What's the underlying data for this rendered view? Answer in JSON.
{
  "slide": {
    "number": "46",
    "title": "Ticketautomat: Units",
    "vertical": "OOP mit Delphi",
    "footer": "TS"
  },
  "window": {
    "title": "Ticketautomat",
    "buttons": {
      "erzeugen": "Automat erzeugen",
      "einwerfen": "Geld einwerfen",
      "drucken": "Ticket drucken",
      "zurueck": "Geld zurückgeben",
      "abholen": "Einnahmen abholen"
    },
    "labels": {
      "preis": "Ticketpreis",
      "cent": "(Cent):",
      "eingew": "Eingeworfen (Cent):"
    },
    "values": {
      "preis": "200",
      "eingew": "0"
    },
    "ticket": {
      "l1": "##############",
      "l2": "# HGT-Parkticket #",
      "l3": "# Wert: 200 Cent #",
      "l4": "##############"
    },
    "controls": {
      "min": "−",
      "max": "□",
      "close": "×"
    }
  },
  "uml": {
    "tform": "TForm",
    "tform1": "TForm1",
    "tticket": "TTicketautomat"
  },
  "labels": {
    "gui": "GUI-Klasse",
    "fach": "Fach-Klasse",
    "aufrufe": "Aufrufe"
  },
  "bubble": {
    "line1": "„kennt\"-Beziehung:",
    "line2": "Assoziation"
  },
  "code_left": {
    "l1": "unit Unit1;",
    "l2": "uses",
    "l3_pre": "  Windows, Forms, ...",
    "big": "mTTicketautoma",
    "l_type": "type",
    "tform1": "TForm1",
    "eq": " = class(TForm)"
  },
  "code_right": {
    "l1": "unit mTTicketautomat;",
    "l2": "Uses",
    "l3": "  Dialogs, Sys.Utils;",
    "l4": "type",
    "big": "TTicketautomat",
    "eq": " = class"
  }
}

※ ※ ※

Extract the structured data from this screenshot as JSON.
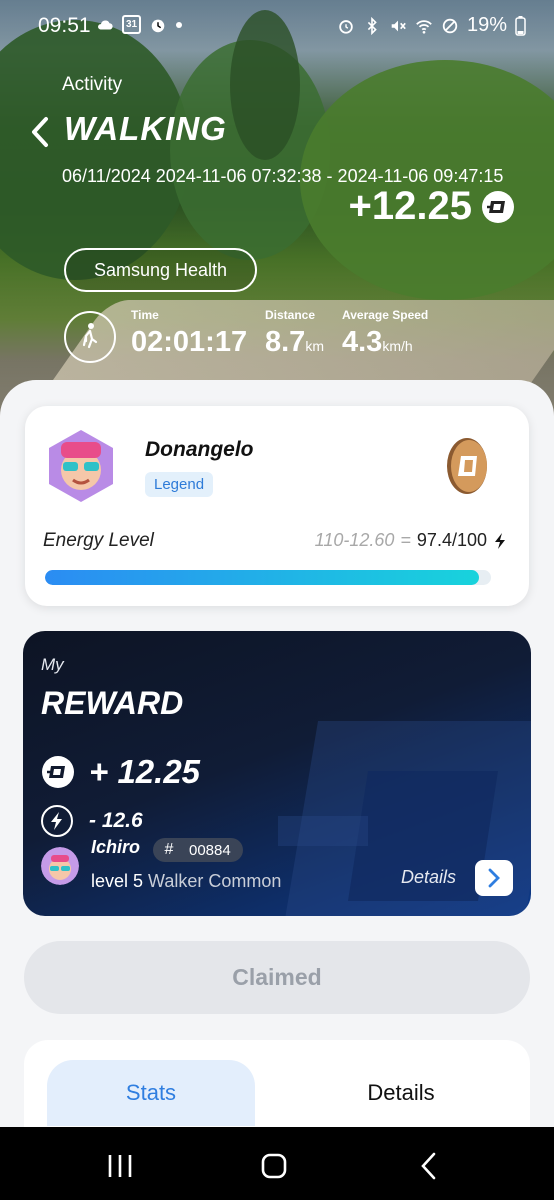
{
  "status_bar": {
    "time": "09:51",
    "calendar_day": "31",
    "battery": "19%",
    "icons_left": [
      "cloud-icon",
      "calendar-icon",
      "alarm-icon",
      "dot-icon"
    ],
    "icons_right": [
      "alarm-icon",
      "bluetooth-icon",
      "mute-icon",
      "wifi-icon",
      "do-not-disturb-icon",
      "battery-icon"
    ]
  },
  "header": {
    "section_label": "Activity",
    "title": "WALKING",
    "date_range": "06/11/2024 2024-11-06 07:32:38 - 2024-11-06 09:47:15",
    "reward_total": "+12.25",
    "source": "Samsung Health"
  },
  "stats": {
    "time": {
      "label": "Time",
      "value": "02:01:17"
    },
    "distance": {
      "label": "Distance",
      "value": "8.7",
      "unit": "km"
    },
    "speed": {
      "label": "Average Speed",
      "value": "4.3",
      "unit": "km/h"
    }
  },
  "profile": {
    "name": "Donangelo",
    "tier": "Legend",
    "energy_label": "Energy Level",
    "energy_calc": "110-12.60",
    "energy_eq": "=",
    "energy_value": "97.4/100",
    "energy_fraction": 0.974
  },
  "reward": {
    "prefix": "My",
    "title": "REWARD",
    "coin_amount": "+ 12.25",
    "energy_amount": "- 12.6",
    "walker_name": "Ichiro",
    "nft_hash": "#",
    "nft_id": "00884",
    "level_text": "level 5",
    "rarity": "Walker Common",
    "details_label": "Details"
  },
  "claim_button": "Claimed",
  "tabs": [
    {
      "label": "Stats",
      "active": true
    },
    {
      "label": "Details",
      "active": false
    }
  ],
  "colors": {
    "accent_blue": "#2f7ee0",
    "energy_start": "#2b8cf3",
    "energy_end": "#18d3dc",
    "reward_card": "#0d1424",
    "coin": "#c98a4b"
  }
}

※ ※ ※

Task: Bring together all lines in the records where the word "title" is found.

Exercise output:
    "title": "Ticketautomat: Units",
    "title": "Ticketautomat",
    "title": "WALKING",
    "title": "REWARD",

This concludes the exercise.